Varies seasonally, and depending on what you are trying to protect
Brown Teal require year round trapping because of their vulnerablility to predation.
Fortnightly trap checks from November to June, and monthly checks from July – Oct
appears to be sufficient for kiwi protection.
Brown Teal may require more frequent trap checks.
Beware of autumn stoats which will be strong and intelligent and account for a lot of
birds at this time of year especially patake and late kiwi chicks.
If there are high capture rates of rats, consideration could be given to more frequent
checks primarily to remove rats from traps, especially in single-set regimes.

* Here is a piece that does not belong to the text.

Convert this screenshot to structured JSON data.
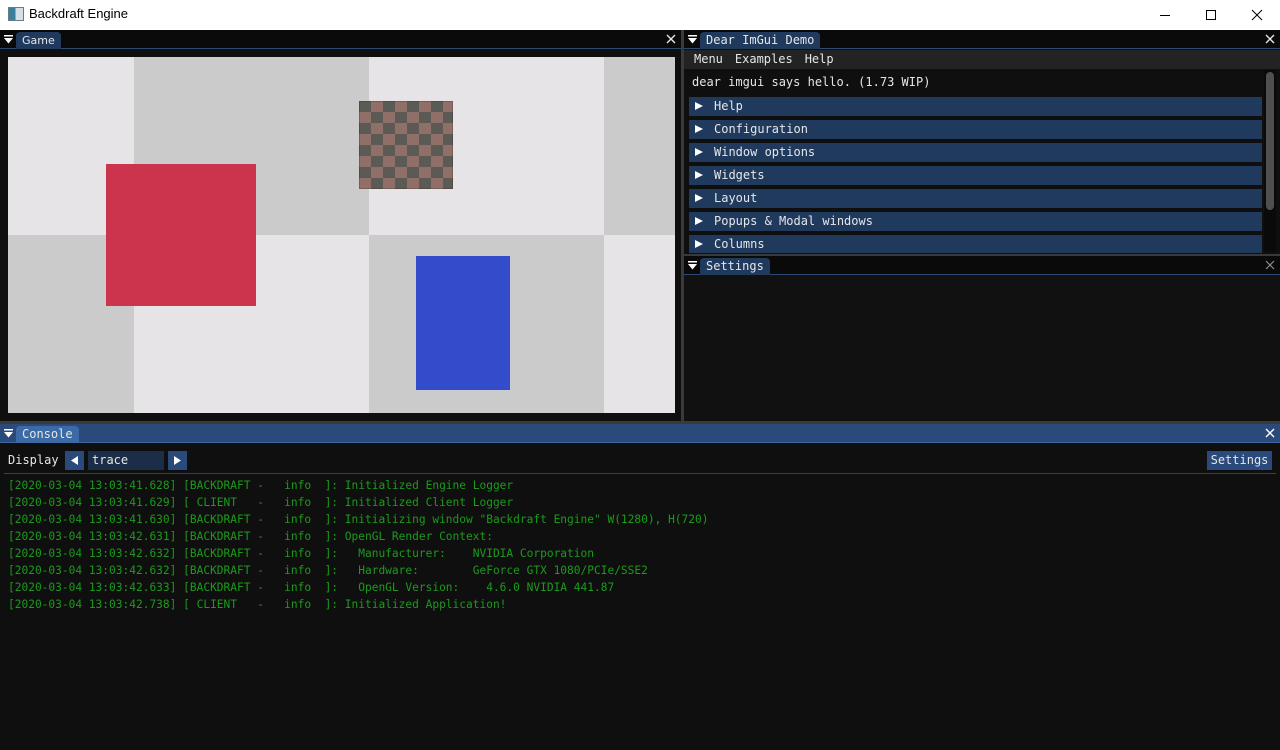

Rats are also very susceptible to entering tunnels and being killed by Fenn traps, and rats can be added to the Fenn trap ‘target’ list. In one small remnant native bush area in the Wairarapa region of New Zealand nearly 250 rats were killed in Fenn traps over a seven year period, and in the same area today it is quite rare to trap a rat. But like all predator programmes they must be ongoing indefinitely if our bird life is to experience long term benefit.
Careful placement of commercially available rat poisons also helps keep rat populations under control, but it is essential to ensure that rats cannot carry the poison bait await from the bait station and also ensure that birds cannot get into the bait station; otherwise birds will eat the bait and, in most cases, die.

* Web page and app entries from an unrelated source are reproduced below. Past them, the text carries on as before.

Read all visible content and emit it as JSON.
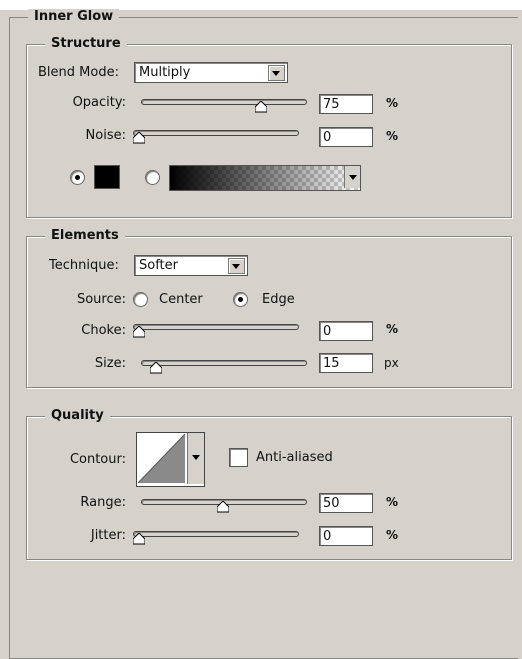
{
  "panel": {
    "title": "Inner Glow"
  },
  "structure": {
    "title": "Structure",
    "blend_mode": {
      "label": "Blend Mode:",
      "value": "Multiply"
    },
    "opacity": {
      "label": "Opacity:",
      "value": "75",
      "unit": "%",
      "level": 0.75
    },
    "noise": {
      "label": "Noise:",
      "value": "0",
      "unit": "%",
      "level": 0
    },
    "fill": {
      "color_selected": true,
      "color": "#000000",
      "gradient_selected": false
    }
  },
  "elements": {
    "title": "Elements",
    "technique": {
      "label": "Technique:",
      "value": "Softer"
    },
    "source": {
      "label": "Source:",
      "center": "Center",
      "edge": "Edge",
      "selected": "edge"
    },
    "choke": {
      "label": "Choke:",
      "value": "0",
      "unit": "%",
      "level": 0
    },
    "size": {
      "label": "Size:",
      "value": "15",
      "unit": "px",
      "level": 0.06
    }
  },
  "quality": {
    "title": "Quality",
    "contour": {
      "label": "Contour:"
    },
    "anti_aliased": {
      "label": "Anti-aliased",
      "checked": false
    },
    "range": {
      "label": "Range:",
      "value": "50",
      "unit": "%",
      "level": 0.5
    },
    "jitter": {
      "label": "Jitter:",
      "value": "0",
      "unit": "%",
      "level": 0
    }
  }
}
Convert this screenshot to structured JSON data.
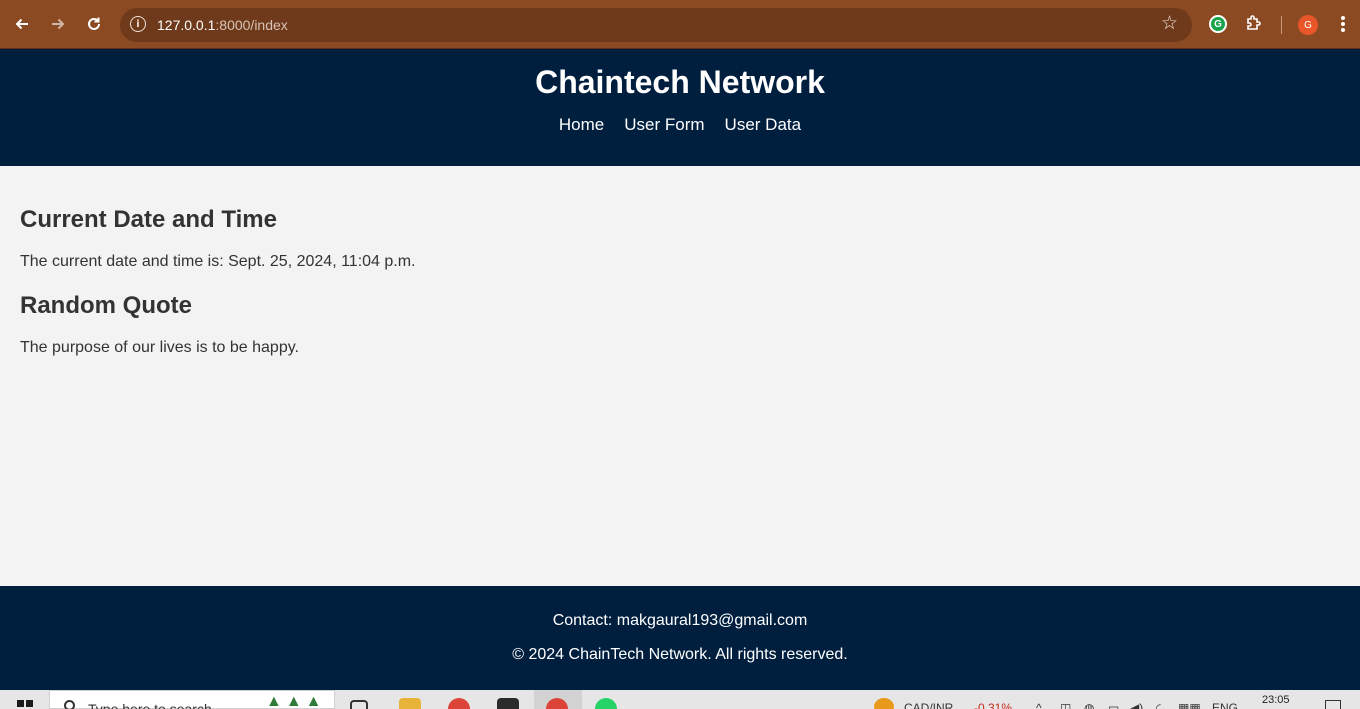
{
  "browser": {
    "url_host": "127.0.0.1",
    "url_path": ":8000/index",
    "back_icon": "arrow-left-icon",
    "forward_icon": "arrow-right-icon",
    "reload_icon": "reload-icon",
    "profile_initial": "G",
    "grammarly_initial": "G"
  },
  "site": {
    "title": "Chaintech Network",
    "nav": [
      "Home",
      "User Form",
      "User Data"
    ]
  },
  "main": {
    "datetime_heading": "Current Date and Time",
    "datetime_text": "The current date and time is: Sept. 25, 2024, 11:04 p.m.",
    "quote_heading": "Random Quote",
    "quote_text": "The purpose of our lives is to be happy."
  },
  "footer": {
    "contact": "Contact: makgaural193@gmail.com",
    "copyright": "© 2024 ChainTech Network. All rights reserved."
  },
  "taskbar": {
    "search_placeholder": "Type here to search",
    "currency_pair": "CAD/INR",
    "currency_change": "-0.31%",
    "language": "ENG",
    "clock_time": "23:05"
  },
  "colors": {
    "chrome_bg": "#8b4a22",
    "omnibox_bg": "#6e3a1b",
    "header_bg": "#001f3f",
    "page_bg": "#f3f3f3",
    "text": "#333333"
  }
}
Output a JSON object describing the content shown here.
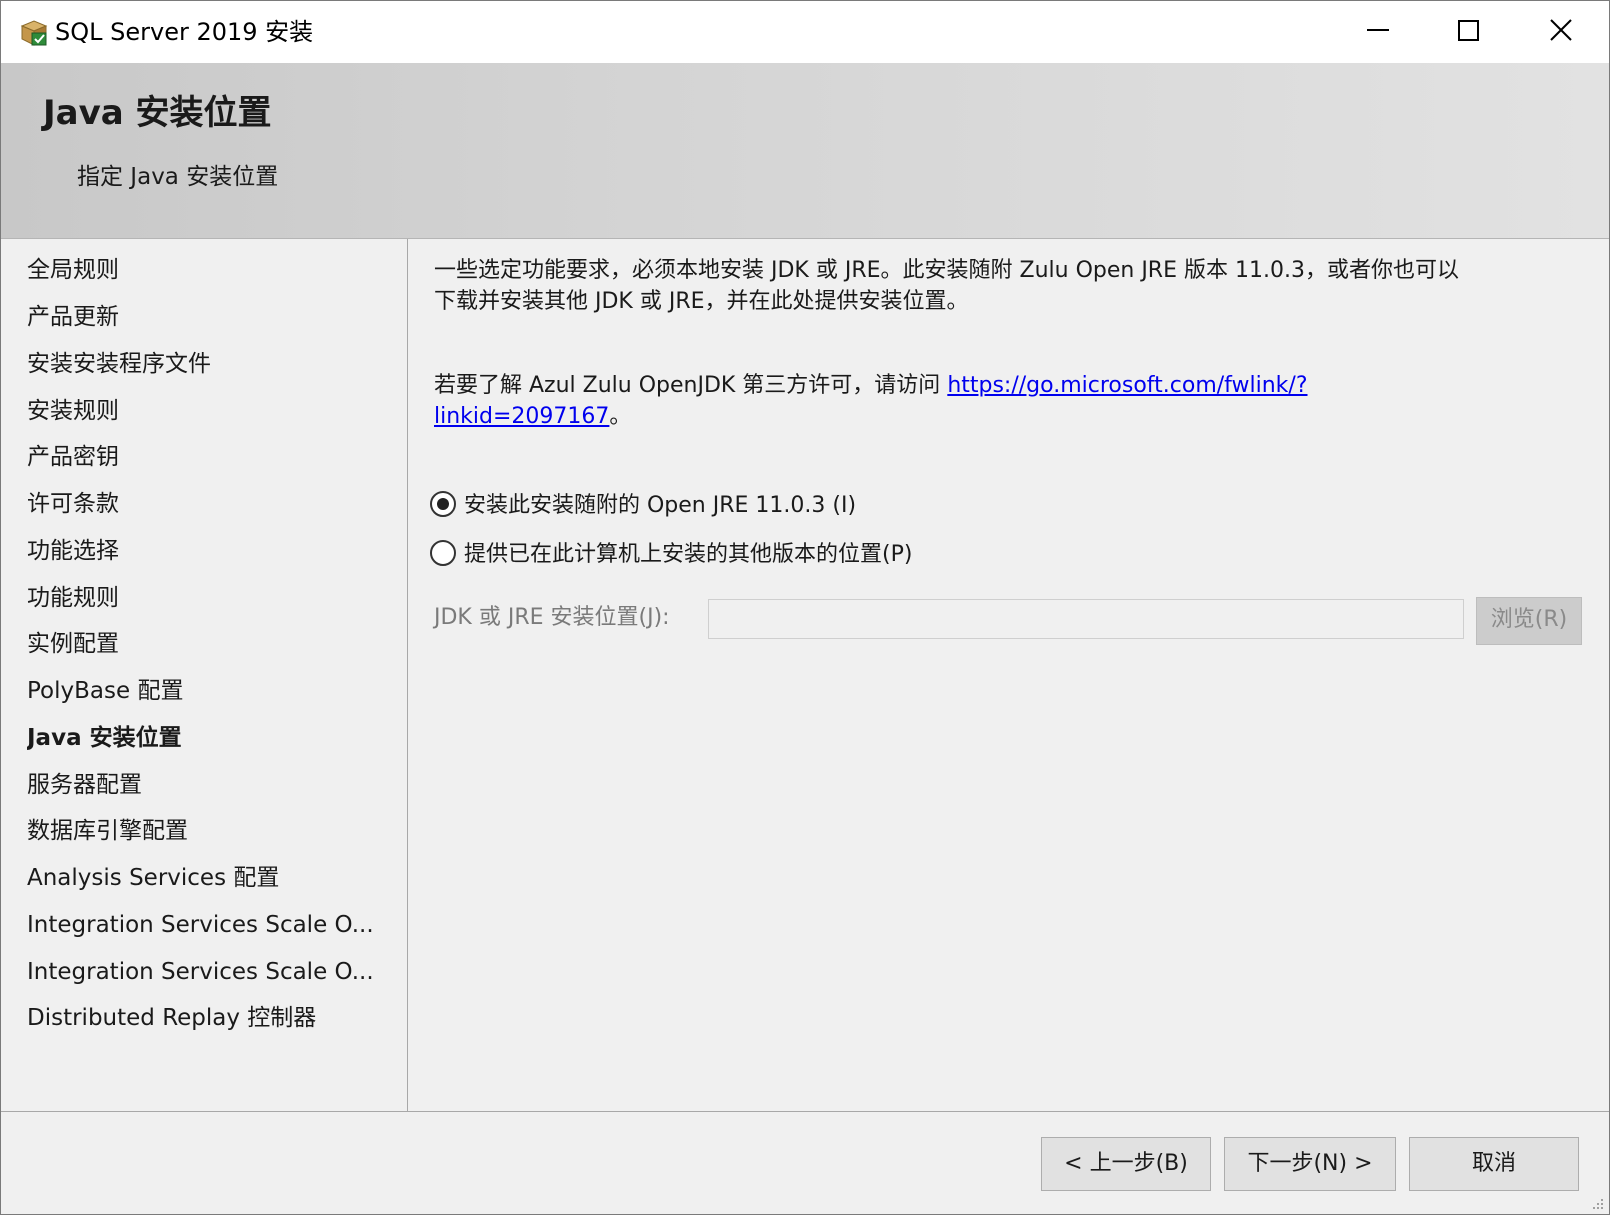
{
  "window": {
    "title": "SQL Server 2019 安装",
    "icon": "sql-setup-package-icon"
  },
  "banner": {
    "title": "Java 安装位置",
    "subtitle": "指定 Java 安装位置"
  },
  "nav": {
    "items": [
      {
        "label": "全局规则"
      },
      {
        "label": "产品更新"
      },
      {
        "label": "安装安装程序文件"
      },
      {
        "label": "安装规则"
      },
      {
        "label": "产品密钥"
      },
      {
        "label": "许可条款"
      },
      {
        "label": "功能选择"
      },
      {
        "label": "功能规则"
      },
      {
        "label": "实例配置"
      },
      {
        "label": "PolyBase 配置"
      },
      {
        "label": "Java 安装位置",
        "active": true
      },
      {
        "label": "服务器配置"
      },
      {
        "label": "数据库引擎配置"
      },
      {
        "label": "Analysis Services 配置"
      },
      {
        "label": "Integration Services Scale O..."
      },
      {
        "label": "Integration Services Scale O..."
      },
      {
        "label": "Distributed Replay 控制器"
      }
    ]
  },
  "content": {
    "intro_line1": "一些选定功能要求，必须本地安装 JDK 或 JRE。此安装随附 Zulu Open JRE 版本 11.0.3，或者你也可以",
    "intro_line2": "下载并安装其他 JDK 或 JRE，并在此处提供安装位置。",
    "license_prefix": "若要了解 Azul Zulu OpenJDK 第三方许可，请访问 ",
    "license_link_line1": "https://go.microsoft.com/fwlink/?",
    "license_link_line2": "linkid=2097167",
    "license_suffix": "。",
    "radio_bundled": "安装此安装随附的 Open JRE 11.0.3 (I)",
    "radio_other": "提供已在此计算机上安装的其他版本的位置(P)",
    "location_label": "JDK 或 JRE 安装位置(J):",
    "location_value": "",
    "browse_label": "浏览(R)",
    "selected_option": "bundled"
  },
  "footer": {
    "prev_label": "< 上一步(B)",
    "next_label": "下一步(N) >",
    "cancel_label": "取消"
  }
}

Try to avoid trap site contamination
Always use a pair of gloves when handling predator traps and try to ensure that human scent is kept to a minimum – no smoking, no solvents, etc.
There are a variety of commercially available rat poison bait and bait stations, but as already mentioned, great care is needed to ensure that the rats cannot carry the poison away from the bait station. The poison must be ‘captive’ at the bait station.

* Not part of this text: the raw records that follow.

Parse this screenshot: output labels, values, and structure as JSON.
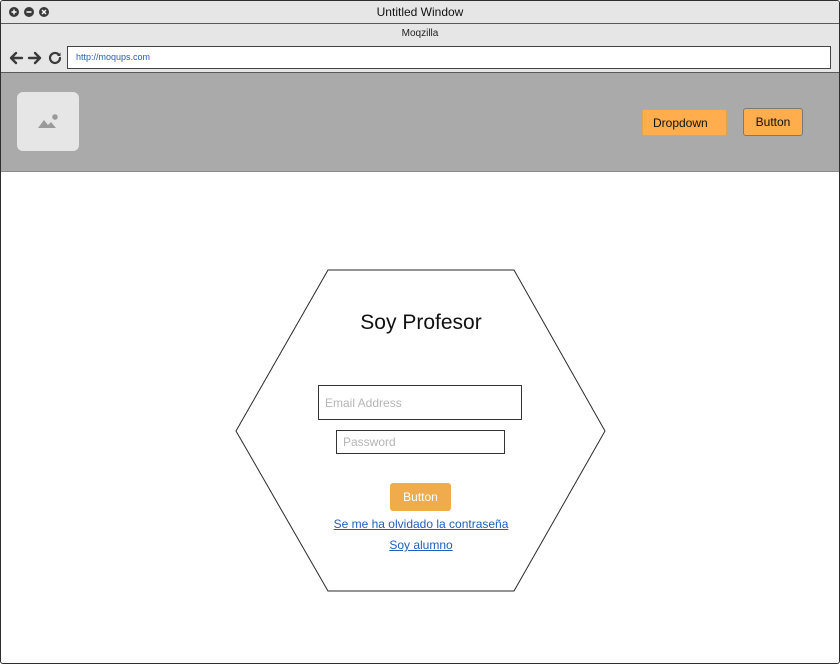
{
  "window": {
    "title": "Untitled Window"
  },
  "browser": {
    "title": "Moqzilla",
    "url": "http://moqups.com"
  },
  "header": {
    "dropdown_label": "Dropdown",
    "button_label": "Button"
  },
  "form": {
    "title": "Soy Profesor",
    "email_placeholder": "Email Address",
    "password_placeholder": "Password",
    "submit_label": "Button",
    "forgot_link": "Se me ha olvidado la contraseña",
    "student_link": "Soy alumno"
  },
  "colors": {
    "accent": "#ffad4d",
    "header_bg": "#aaaaaa",
    "link": "#1f5fb8"
  }
}
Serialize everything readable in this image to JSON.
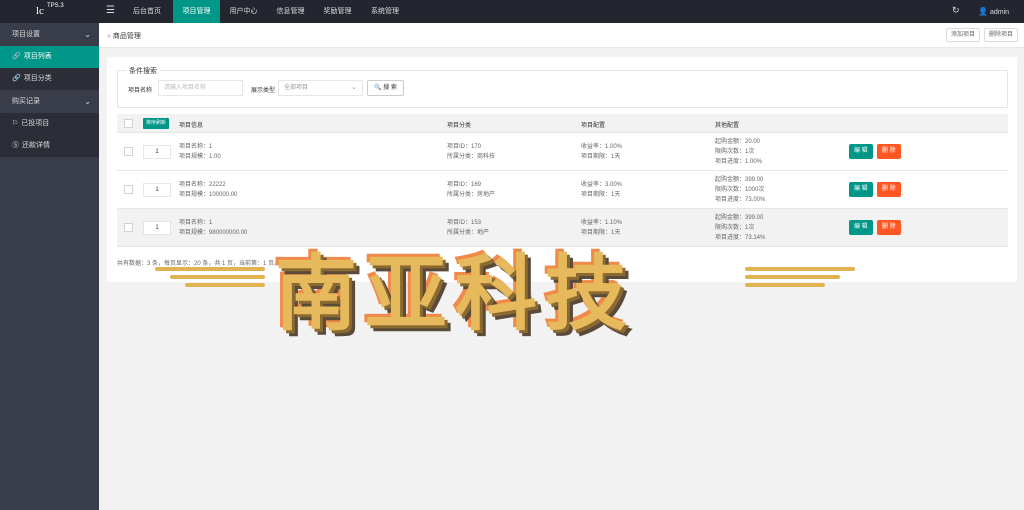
{
  "app": {
    "logo": "lc",
    "logo_sup": "TPS.3"
  },
  "topnav": [
    {
      "label": "后台首页",
      "active": false
    },
    {
      "label": "项目管理",
      "active": true
    },
    {
      "label": "用户中心",
      "active": false
    },
    {
      "label": "信息管理",
      "active": false
    },
    {
      "label": "奖励管理",
      "active": false
    },
    {
      "label": "系统管理",
      "active": false
    }
  ],
  "user": {
    "name": "admin"
  },
  "sidebar": {
    "group1": "项目设置",
    "items1": [
      {
        "label": "项目列表",
        "active": true
      },
      {
        "label": "项目分类",
        "active": false
      }
    ],
    "group2": "购买记录",
    "items2": [
      {
        "label": "已投项目",
        "active": false
      },
      {
        "label": "还款详情",
        "active": false
      }
    ]
  },
  "breadcrumb": {
    "title": "商品管理",
    "add_btn": "添加项目",
    "delete_btn": "删除项目"
  },
  "filter": {
    "legend": "条件搜索",
    "name_label": "项目名称",
    "name_placeholder": "请输入项目名称",
    "type_label": "展示类型",
    "type_value": "全部项目",
    "search_btn": "搜 索"
  },
  "table": {
    "sort_btn": "排序刷新",
    "headers": [
      "项目信息",
      "项目分类",
      "项目配置",
      "其他配置"
    ],
    "rows": [
      {
        "sort": "1",
        "name": "项目名称：1",
        "scale": "项目规模：1.00",
        "pid": "项目ID：170",
        "cat": "所属分类：商科技",
        "rate": "收益率：1.00%",
        "period": "项目期限：1天",
        "min": "起购金额：20.00",
        "limit": "限购次数：1次",
        "progress": "项目进度：1.00%"
      },
      {
        "sort": "1",
        "name": "项目名称：22222",
        "scale": "项目规模：100000.00",
        "pid": "项目ID：169",
        "cat": "所属分类：房地产",
        "rate": "收益率：3.00%",
        "period": "项目期限：1天",
        "min": "起购金额：399.00",
        "limit": "限购次数：1000次",
        "progress": "项目进度：73.00%"
      },
      {
        "sort": "1",
        "name": "项目名称：1",
        "scale": "项目规模：980000000.00",
        "pid": "项目ID：153",
        "cat": "所属分类：地产",
        "rate": "收益率：1.10%",
        "period": "项目期限：1天",
        "min": "起购金额：399.00",
        "limit": "限购次数：1次",
        "progress": "项目进度：73.14%"
      }
    ],
    "edit_label": "编 辑",
    "delete_label": "删 除",
    "footer": "共有数据：3 条，每页显示：20 条，共 1 页，当前第：1 页。"
  },
  "watermark": "南亚科技",
  "colors": {
    "accent": "#009688",
    "danger": "#ff5722",
    "topbar": "#23262e",
    "sidebar": "#393d49"
  }
}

Another trap which specifically targets rats is the Victor Professional Snap Trap, which are placed in small rate sized tunnels. This trap will also kill weasels and stoats, but for all-round use the Fenn has the edge.
Commercial eel fishermen will be only too pleased to assist.
Paradise Shelduck & Pukeko
In Brown Teal areas they must be kept under control and this can be easily done by shooting them – during duck shooting season these birds can be shot as a game speices if you have a hunting license, or having obtained the necessary permit.
Hedgehog (Erinaceus europeus)
Fortunately they are easily eliminated by the Fenn trap, although they are at time a nuisance to extract from a Fenn trap, and easily caught in cage trap. Good numbers have also been killed in the Timms trap.
MAINTENANCE AND PREPARATION OF NEWLY PURCHASED TRAPS
Currently no simple solution to prolonging the life of traps.
Anodising helps prolong the life of the trap (but not if in a tunnel made from tanalised
wood). Done by Metal Protection Ltd, Auckland.
If not anodised, each trap should be dipped in engine/vegetable oil mix before being
set in the field (catch rates don’t seem to be affected by the use of engine oil).
At each check the trap should be checked to ensure the treadle plate drops freely.
Apply a few drops of engine oil around the dog hinge, and/or tweak the treadle from
side to side to free it.
Bring traps in every 1-2 years and clean – Water blast them and use a wire brush to
remove any scale rust. Once dry, dip them into engine oil or a mix of 4ltrs penetrol to
8ltrs of vegetable oil. (Penetrol is available from paint shops)
WHAT IS EATING YOUR CATCH?
Mustelids will often make an entry hole in the groin area of possums and work their
way into muscle.
Cats will rip the guts out.
Keep good data!
Map where animals are caught
Use these data to refine your trapping, e.g. in following years you can be better
prepared for focussing on sites and times of year when captures have been high in
Good data is crucial to maintaining the support of both funders – and others within
Remember to use your data! Eg monitor what is the rat by-catch from year to year
and do the species change in relative abundance?
RIPPLE EFFECTS – OTHER THINGS RESPONDING
Besides blue penguin, kaka, quail and pheasants etc benefiting from predator
control, pests might benefit in some years also e.g. rabbits, rats, mice and weasels
If other sensitive or threatened fauna are present, appropriate contingencies might
be needed, e.g. control of rats and rabbits – integrated pest management.